• **WHAT NEEDS TO BE DONE**
In the entries below, find every line holding the string "title" and collect it.

Start of PROVIDED MATERIAL

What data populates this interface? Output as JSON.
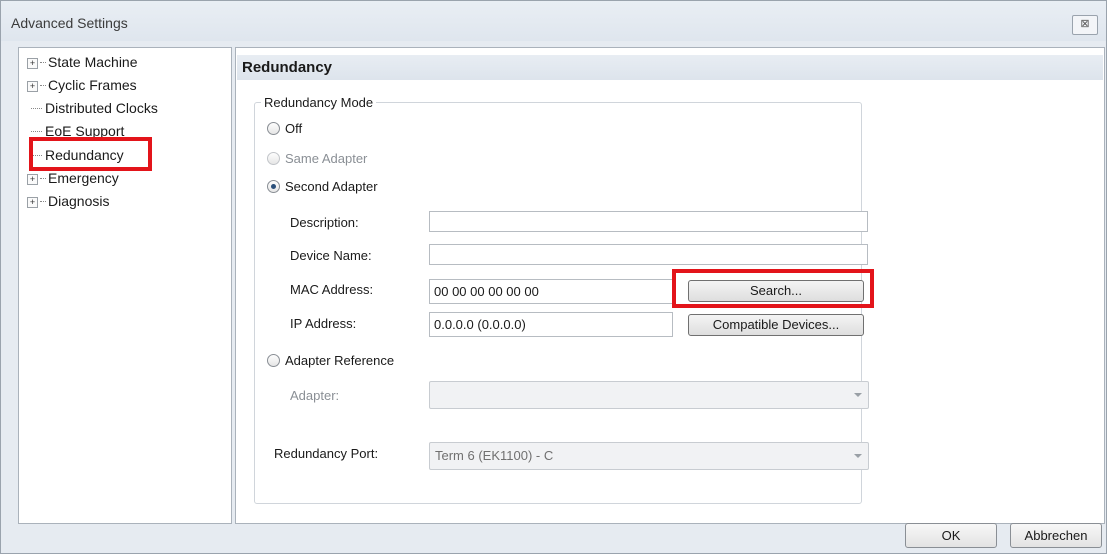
{
  "window": {
    "title": "Advanced Settings",
    "close_glyph": "⊠"
  },
  "tree": {
    "items": [
      {
        "label": "State Machine",
        "expandable": true
      },
      {
        "label": "Cyclic Frames",
        "expandable": true
      },
      {
        "label": "Distributed Clocks",
        "expandable": false
      },
      {
        "label": "EoE Support",
        "expandable": false
      },
      {
        "label": "Redundancy",
        "expandable": false,
        "selected": true
      },
      {
        "label": "Emergency",
        "expandable": true
      },
      {
        "label": "Diagnosis",
        "expandable": true
      }
    ]
  },
  "panel": {
    "title": "Redundancy",
    "group_label": "Redundancy Mode",
    "radio_off": "Off",
    "radio_same_adapter": "Same Adapter",
    "radio_second_adapter": "Second Adapter",
    "radio_adapter_reference": "Adapter Reference",
    "selected_mode": "Second Adapter",
    "fields": {
      "description_label": "Description:",
      "description_value": "",
      "device_name_label": "Device Name:",
      "device_name_value": "",
      "mac_label": "MAC Address:",
      "mac_value": "00 00 00 00 00 00",
      "ip_label": "IP Address:",
      "ip_value": "0.0.0.0 (0.0.0.0)"
    },
    "search_button": "Search...",
    "compatible_button": "Compatible Devices...",
    "adapter_label": "Adapter:",
    "adapter_value": "",
    "redundancy_port_label": "Redundancy Port:",
    "redundancy_port_value": "Term 6 (EK1100) - C"
  },
  "footer": {
    "ok": "OK",
    "cancel": "Abbrechen"
  },
  "colors": {
    "highlight": "#e3141a"
  }
}
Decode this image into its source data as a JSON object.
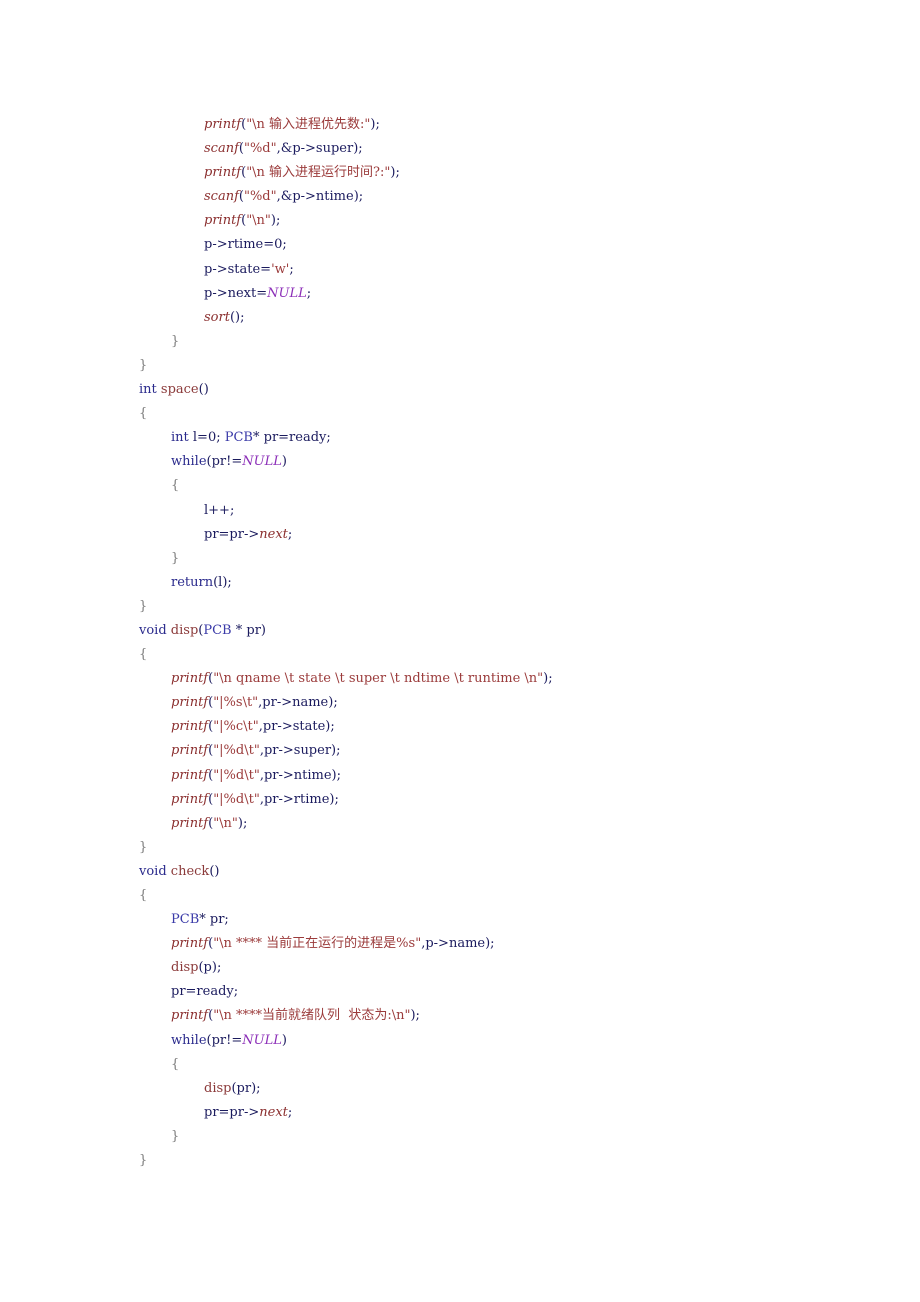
{
  "document": {
    "lines": [
      {
        "indent": 2,
        "tokens": [
          {
            "t": "printf",
            "c": "fni"
          },
          {
            "t": "(",
            "c": "id"
          },
          {
            "t": "\"\\n 输入进程优先数:\"",
            "c": "str"
          },
          {
            "t": ");",
            "c": "id"
          }
        ]
      },
      {
        "indent": 2,
        "tokens": [
          {
            "t": "scanf",
            "c": "fni"
          },
          {
            "t": "(",
            "c": "id"
          },
          {
            "t": "\"%d\"",
            "c": "str"
          },
          {
            "t": ",&p->super);",
            "c": "id"
          }
        ]
      },
      {
        "indent": 2,
        "tokens": [
          {
            "t": "printf",
            "c": "fni"
          },
          {
            "t": "(",
            "c": "id"
          },
          {
            "t": "\"\\n 输入进程运行时间?:\"",
            "c": "str"
          },
          {
            "t": ");",
            "c": "id"
          }
        ]
      },
      {
        "indent": 2,
        "tokens": [
          {
            "t": "scanf",
            "c": "fni"
          },
          {
            "t": "(",
            "c": "id"
          },
          {
            "t": "\"%d\"",
            "c": "str"
          },
          {
            "t": ",&p->ntime);",
            "c": "id"
          }
        ]
      },
      {
        "indent": 2,
        "tokens": [
          {
            "t": "printf",
            "c": "fni"
          },
          {
            "t": "(",
            "c": "id"
          },
          {
            "t": "\"\\n\"",
            "c": "str"
          },
          {
            "t": ");",
            "c": "id"
          }
        ]
      },
      {
        "indent": 2,
        "tokens": [
          {
            "t": "p->rtime=0;",
            "c": "id"
          }
        ]
      },
      {
        "indent": 2,
        "tokens": [
          {
            "t": "p->state=",
            "c": "id"
          },
          {
            "t": "'w'",
            "c": "str"
          },
          {
            "t": ";",
            "c": "id"
          }
        ]
      },
      {
        "indent": 2,
        "tokens": [
          {
            "t": "p->next=",
            "c": "id"
          },
          {
            "t": "NULL",
            "c": "nul"
          },
          {
            "t": ";",
            "c": "id"
          }
        ]
      },
      {
        "indent": 2,
        "tokens": [
          {
            "t": "sort",
            "c": "fni"
          },
          {
            "t": "();",
            "c": "id"
          }
        ]
      },
      {
        "indent": 1,
        "tokens": [
          {
            "t": "}",
            "c": "brace"
          }
        ]
      },
      {
        "indent": 0,
        "tokens": [
          {
            "t": "}",
            "c": "brace"
          }
        ]
      },
      {
        "indent": 0,
        "tokens": [
          {
            "t": "int",
            "c": "kw"
          },
          {
            "t": " ",
            "c": "id"
          },
          {
            "t": "space",
            "c": "fn"
          },
          {
            "t": "()",
            "c": "id"
          }
        ]
      },
      {
        "indent": 0,
        "tokens": [
          {
            "t": "{",
            "c": "brace"
          }
        ]
      },
      {
        "indent": 1,
        "tokens": [
          {
            "t": "int",
            "c": "kw"
          },
          {
            "t": " l=0; ",
            "c": "id"
          },
          {
            "t": "PCB",
            "c": "typ"
          },
          {
            "t": "* pr=ready;",
            "c": "id"
          }
        ]
      },
      {
        "indent": 1,
        "tokens": [
          {
            "t": "while",
            "c": "kw"
          },
          {
            "t": "(pr!=",
            "c": "id"
          },
          {
            "t": "NULL",
            "c": "nul"
          },
          {
            "t": ")",
            "c": "id"
          }
        ]
      },
      {
        "indent": 1,
        "tokens": [
          {
            "t": "{",
            "c": "brace"
          }
        ]
      },
      {
        "indent": 2,
        "tokens": [
          {
            "t": "l++;",
            "c": "id"
          }
        ]
      },
      {
        "indent": 2,
        "tokens": [
          {
            "t": "pr=pr->",
            "c": "id"
          },
          {
            "t": "next",
            "c": "fni"
          },
          {
            "t": ";",
            "c": "id"
          }
        ]
      },
      {
        "indent": 1,
        "tokens": [
          {
            "t": "}",
            "c": "brace"
          }
        ]
      },
      {
        "indent": 1,
        "tokens": [
          {
            "t": "return",
            "c": "kw"
          },
          {
            "t": "(l);",
            "c": "id"
          }
        ]
      },
      {
        "indent": 0,
        "tokens": [
          {
            "t": "}",
            "c": "brace"
          }
        ]
      },
      {
        "indent": 0,
        "tokens": [
          {
            "t": "void",
            "c": "kw"
          },
          {
            "t": " ",
            "c": "id"
          },
          {
            "t": "disp",
            "c": "fn"
          },
          {
            "t": "(",
            "c": "id"
          },
          {
            "t": "PCB",
            "c": "typ"
          },
          {
            "t": " * pr)",
            "c": "id"
          }
        ]
      },
      {
        "indent": 0,
        "tokens": [
          {
            "t": "{",
            "c": "brace"
          }
        ]
      },
      {
        "indent": 1,
        "tokens": [
          {
            "t": "printf",
            "c": "fni"
          },
          {
            "t": "(",
            "c": "id"
          },
          {
            "t": "\"\\n qname \\t state \\t super \\t ndtime \\t runtime \\n\"",
            "c": "str"
          },
          {
            "t": ");",
            "c": "id"
          }
        ]
      },
      {
        "indent": 1,
        "tokens": [
          {
            "t": "printf",
            "c": "fni"
          },
          {
            "t": "(",
            "c": "id"
          },
          {
            "t": "\"|%s\\t\"",
            "c": "str"
          },
          {
            "t": ",pr->name);",
            "c": "id"
          }
        ]
      },
      {
        "indent": 1,
        "tokens": [
          {
            "t": "printf",
            "c": "fni"
          },
          {
            "t": "(",
            "c": "id"
          },
          {
            "t": "\"|%c\\t\"",
            "c": "str"
          },
          {
            "t": ",pr->state);",
            "c": "id"
          }
        ]
      },
      {
        "indent": 1,
        "tokens": [
          {
            "t": "printf",
            "c": "fni"
          },
          {
            "t": "(",
            "c": "id"
          },
          {
            "t": "\"|%d\\t\"",
            "c": "str"
          },
          {
            "t": ",pr->super);",
            "c": "id"
          }
        ]
      },
      {
        "indent": 1,
        "tokens": [
          {
            "t": "printf",
            "c": "fni"
          },
          {
            "t": "(",
            "c": "id"
          },
          {
            "t": "\"|%d\\t\"",
            "c": "str"
          },
          {
            "t": ",pr->ntime);",
            "c": "id"
          }
        ]
      },
      {
        "indent": 1,
        "tokens": [
          {
            "t": "printf",
            "c": "fni"
          },
          {
            "t": "(",
            "c": "id"
          },
          {
            "t": "\"|%d\\t\"",
            "c": "str"
          },
          {
            "t": ",pr->rtime);",
            "c": "id"
          }
        ]
      },
      {
        "indent": 1,
        "tokens": [
          {
            "t": "printf",
            "c": "fni"
          },
          {
            "t": "(",
            "c": "id"
          },
          {
            "t": "\"\\n\"",
            "c": "str"
          },
          {
            "t": ");",
            "c": "id"
          }
        ]
      },
      {
        "indent": 0,
        "tokens": [
          {
            "t": "}",
            "c": "brace"
          }
        ]
      },
      {
        "indent": 0,
        "tokens": [
          {
            "t": "void",
            "c": "kw"
          },
          {
            "t": " ",
            "c": "id"
          },
          {
            "t": "check",
            "c": "fn"
          },
          {
            "t": "()",
            "c": "id"
          }
        ]
      },
      {
        "indent": 0,
        "tokens": [
          {
            "t": "{",
            "c": "brace"
          }
        ]
      },
      {
        "indent": 1,
        "tokens": [
          {
            "t": "PCB",
            "c": "typ"
          },
          {
            "t": "* pr;",
            "c": "id"
          }
        ]
      },
      {
        "indent": 1,
        "tokens": [
          {
            "t": "printf",
            "c": "fni"
          },
          {
            "t": "(",
            "c": "id"
          },
          {
            "t": "\"\\n **** 当前正在运行的进程是%s\"",
            "c": "str"
          },
          {
            "t": ",p->name);",
            "c": "id"
          }
        ]
      },
      {
        "indent": 1,
        "tokens": [
          {
            "t": "disp",
            "c": "fn"
          },
          {
            "t": "(p);",
            "c": "id"
          }
        ]
      },
      {
        "indent": 1,
        "tokens": [
          {
            "t": "pr=ready;",
            "c": "id"
          }
        ]
      },
      {
        "indent": 1,
        "tokens": [
          {
            "t": "printf",
            "c": "fni"
          },
          {
            "t": "(",
            "c": "id"
          },
          {
            "t": "\"\\n ****当前就绪队列  状态为:\\n\"",
            "c": "str"
          },
          {
            "t": ");",
            "c": "id"
          }
        ]
      },
      {
        "indent": 1,
        "tokens": [
          {
            "t": "while",
            "c": "kw"
          },
          {
            "t": "(pr!=",
            "c": "id"
          },
          {
            "t": "NULL",
            "c": "nul"
          },
          {
            "t": ")",
            "c": "id"
          }
        ]
      },
      {
        "indent": 1,
        "tokens": [
          {
            "t": "{",
            "c": "brace"
          }
        ]
      },
      {
        "indent": 2,
        "tokens": [
          {
            "t": "disp",
            "c": "fn"
          },
          {
            "t": "(pr);",
            "c": "id"
          }
        ]
      },
      {
        "indent": 2,
        "tokens": [
          {
            "t": "pr=pr->",
            "c": "id"
          },
          {
            "t": "next",
            "c": "fni"
          },
          {
            "t": ";",
            "c": "id"
          }
        ]
      },
      {
        "indent": 1,
        "tokens": [
          {
            "t": "}",
            "c": "brace"
          }
        ]
      },
      {
        "indent": 0,
        "tokens": [
          {
            "t": "}",
            "c": "brace"
          }
        ]
      }
    ]
  }
}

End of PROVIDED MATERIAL

• **EXPECTED ANSWER**
    "title": "Advanced Settings",
    "title": "Redundancy",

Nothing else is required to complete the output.